Task description. Nothing more is wanted than an exact repeat of the data below.
++++ Data
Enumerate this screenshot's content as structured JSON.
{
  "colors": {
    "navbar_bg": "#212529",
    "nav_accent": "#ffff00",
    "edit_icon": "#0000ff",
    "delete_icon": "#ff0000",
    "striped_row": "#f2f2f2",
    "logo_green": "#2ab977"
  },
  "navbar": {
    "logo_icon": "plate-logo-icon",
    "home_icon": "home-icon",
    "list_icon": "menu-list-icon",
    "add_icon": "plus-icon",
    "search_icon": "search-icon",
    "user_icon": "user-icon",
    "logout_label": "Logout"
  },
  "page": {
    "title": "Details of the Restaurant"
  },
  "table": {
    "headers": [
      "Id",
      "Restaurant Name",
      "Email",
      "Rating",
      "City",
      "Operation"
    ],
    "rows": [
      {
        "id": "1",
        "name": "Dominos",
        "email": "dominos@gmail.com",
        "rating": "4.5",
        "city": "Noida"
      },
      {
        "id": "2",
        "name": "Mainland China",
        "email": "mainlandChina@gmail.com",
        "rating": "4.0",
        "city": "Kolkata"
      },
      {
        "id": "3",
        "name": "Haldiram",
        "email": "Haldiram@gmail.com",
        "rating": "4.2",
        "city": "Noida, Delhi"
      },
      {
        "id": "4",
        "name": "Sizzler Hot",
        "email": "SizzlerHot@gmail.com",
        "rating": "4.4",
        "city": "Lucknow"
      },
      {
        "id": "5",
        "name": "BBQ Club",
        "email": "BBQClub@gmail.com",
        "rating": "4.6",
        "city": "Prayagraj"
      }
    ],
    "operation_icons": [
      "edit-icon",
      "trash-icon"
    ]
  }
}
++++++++
Your solution.
Enumerate this screenshot's content as structured JSON.
{
  "colors": {
    "navbar_bg": "#212529",
    "nav_accent": "#ffff00",
    "edit_icon": "#0000ff",
    "delete_icon": "#ff0000",
    "striped_row": "#f2f2f2",
    "logo_green": "#2ab977"
  },
  "navbar": {
    "logo_icon": "plate-logo-icon",
    "home_icon": "home-icon",
    "list_icon": "menu-list-icon",
    "add_icon": "plus-icon",
    "search_icon": "search-icon",
    "user_icon": "user-icon",
    "logout_label": "Logout"
  },
  "page": {
    "title": "Details of the Restaurant"
  },
  "table": {
    "headers": [
      "Id",
      "Restaurant Name",
      "Email",
      "Rating",
      "City",
      "Operation"
    ],
    "rows": [
      {
        "id": "1",
        "name": "Dominos",
        "email": "dominos@gmail.com",
        "rating": "4.5",
        "city": "Noida"
      },
      {
        "id": "2",
        "name": "Mainland China",
        "email": "mainlandChina@gmail.com",
        "rating": "4.0",
        "city": "Kolkata"
      },
      {
        "id": "3",
        "name": "Haldiram",
        "email": "Haldiram@gmail.com",
        "rating": "4.2",
        "city": "Noida, Delhi"
      },
      {
        "id": "4",
        "name": "Sizzler Hot",
        "email": "SizzlerHot@gmail.com",
        "rating": "4.4",
        "city": "Lucknow"
      },
      {
        "id": "5",
        "name": "BBQ Club",
        "email": "BBQClub@gmail.com",
        "rating": "4.6",
        "city": "Prayagraj"
      }
    ],
    "operation_icons": [
      "edit-icon",
      "trash-icon"
    ]
  }
}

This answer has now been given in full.